--- Data for processing ---

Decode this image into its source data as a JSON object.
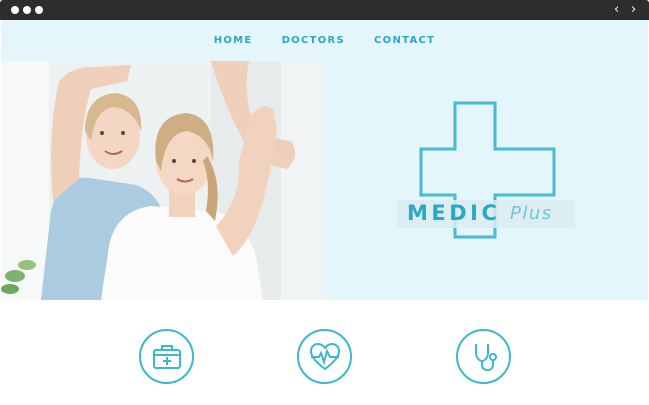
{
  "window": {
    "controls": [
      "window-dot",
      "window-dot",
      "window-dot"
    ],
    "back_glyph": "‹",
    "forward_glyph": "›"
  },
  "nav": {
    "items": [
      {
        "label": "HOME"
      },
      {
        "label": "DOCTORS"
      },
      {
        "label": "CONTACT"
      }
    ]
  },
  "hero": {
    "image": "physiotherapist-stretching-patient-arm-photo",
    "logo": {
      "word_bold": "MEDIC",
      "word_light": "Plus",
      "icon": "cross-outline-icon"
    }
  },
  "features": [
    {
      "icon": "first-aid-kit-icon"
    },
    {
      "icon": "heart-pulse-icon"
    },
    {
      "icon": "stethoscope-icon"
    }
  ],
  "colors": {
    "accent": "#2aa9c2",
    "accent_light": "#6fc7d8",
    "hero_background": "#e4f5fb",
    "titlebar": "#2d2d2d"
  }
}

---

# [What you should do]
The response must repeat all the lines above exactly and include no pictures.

# [Output for this exercise]
Decode this image into its source data as a JSON object.
{
  "window": {
    "controls": [
      "window-dot",
      "window-dot",
      "window-dot"
    ],
    "back_glyph": "‹",
    "forward_glyph": "›"
  },
  "nav": {
    "items": [
      {
        "label": "HOME"
      },
      {
        "label": "DOCTORS"
      },
      {
        "label": "CONTACT"
      }
    ]
  },
  "hero": {
    "image": "physiotherapist-stretching-patient-arm-photo",
    "logo": {
      "word_bold": "MEDIC",
      "word_light": "Plus",
      "icon": "cross-outline-icon"
    }
  },
  "features": [
    {
      "icon": "first-aid-kit-icon"
    },
    {
      "icon": "heart-pulse-icon"
    },
    {
      "icon": "stethoscope-icon"
    }
  ],
  "colors": {
    "accent": "#2aa9c2",
    "accent_light": "#6fc7d8",
    "hero_background": "#e4f5fb",
    "titlebar": "#2d2d2d"
  }
}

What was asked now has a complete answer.